What to produce>
Your result should be the lines holding the word "dịch", copied from the entries below.

#### The data

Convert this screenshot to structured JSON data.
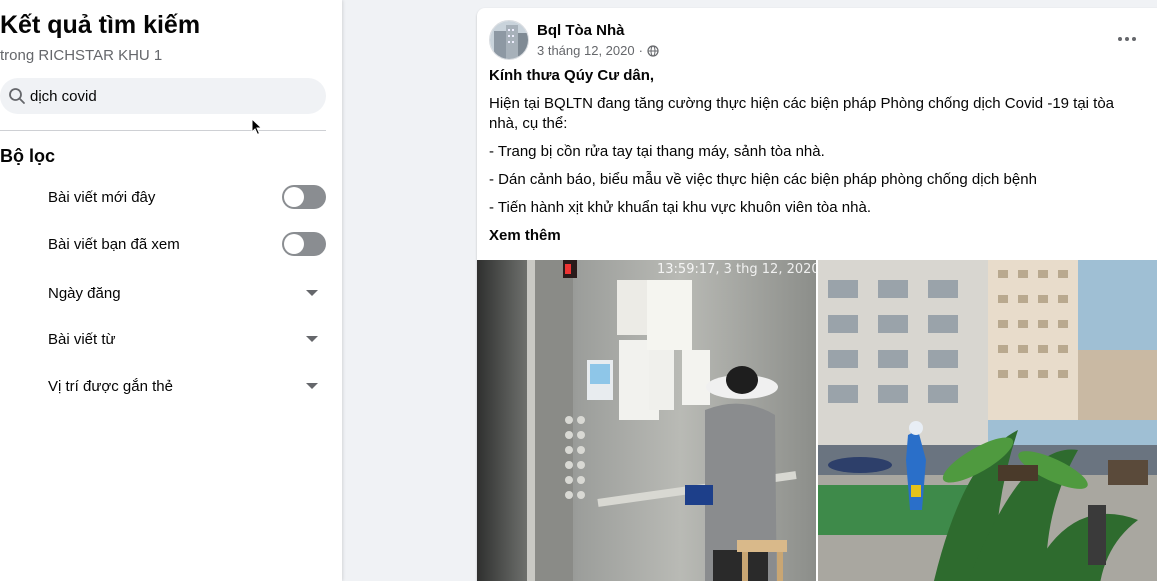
{
  "sidebar": {
    "title": "Kết quả tìm kiếm",
    "subtitle": "trong RICHSTAR KHU 1",
    "search": {
      "value": "dịch covid",
      "icon": "search-icon"
    },
    "filters_heading": "Bộ lọc",
    "filters": [
      {
        "label": "Bài viết mới đây",
        "control": "toggle",
        "state": "off"
      },
      {
        "label": "Bài viết bạn đã xem",
        "control": "toggle",
        "state": "off"
      },
      {
        "label": "Ngày đăng",
        "control": "dropdown"
      },
      {
        "label": "Bài viết từ",
        "control": "dropdown"
      },
      {
        "label": "Vị trí được gắn thẻ",
        "control": "dropdown"
      }
    ]
  },
  "post": {
    "author": "Bql Tòa Nhà",
    "date": "3 tháng 12, 2020",
    "separator": "·",
    "privacy_icon": "globe-icon",
    "greeting": "Kính thưa Qúy Cư dân,",
    "paragraphs": [
      "Hiện tại BQLTN đang tăng cường thực hiện các biện pháp Phòng chống dịch Covid -19 tại tòa nhà, cụ thể:",
      "- Trang bị cồn rửa tay tại thang máy, sảnh tòa nhà.",
      "- Dán cảnh báo, biểu mẫu về việc thực hiện các biện pháp phòng chống dịch bệnh",
      "- Tiến hành xịt khử khuẩn tại khu vực khuôn viên tòa nhà."
    ],
    "see_more": "Xem thêm",
    "photo_timestamp": "13:59:17, 3 thg 12, 2020"
  },
  "colors": {
    "background": "#f0f2f5",
    "text_primary": "#050505",
    "text_secondary": "#65676b",
    "toggle_off": "#8a8d91"
  }
}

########

Response to the exercise>
      "value": "dịch covid",
      "Hiện tại BQLTN đang tăng cường thực hiện các biện pháp Phòng chống dịch Covid -19 tại tòa nhà, cụ thể:",
      "- Dán cảnh báo, biểu mẫu về việc thực hiện các biện pháp phòng chống dịch bệnh",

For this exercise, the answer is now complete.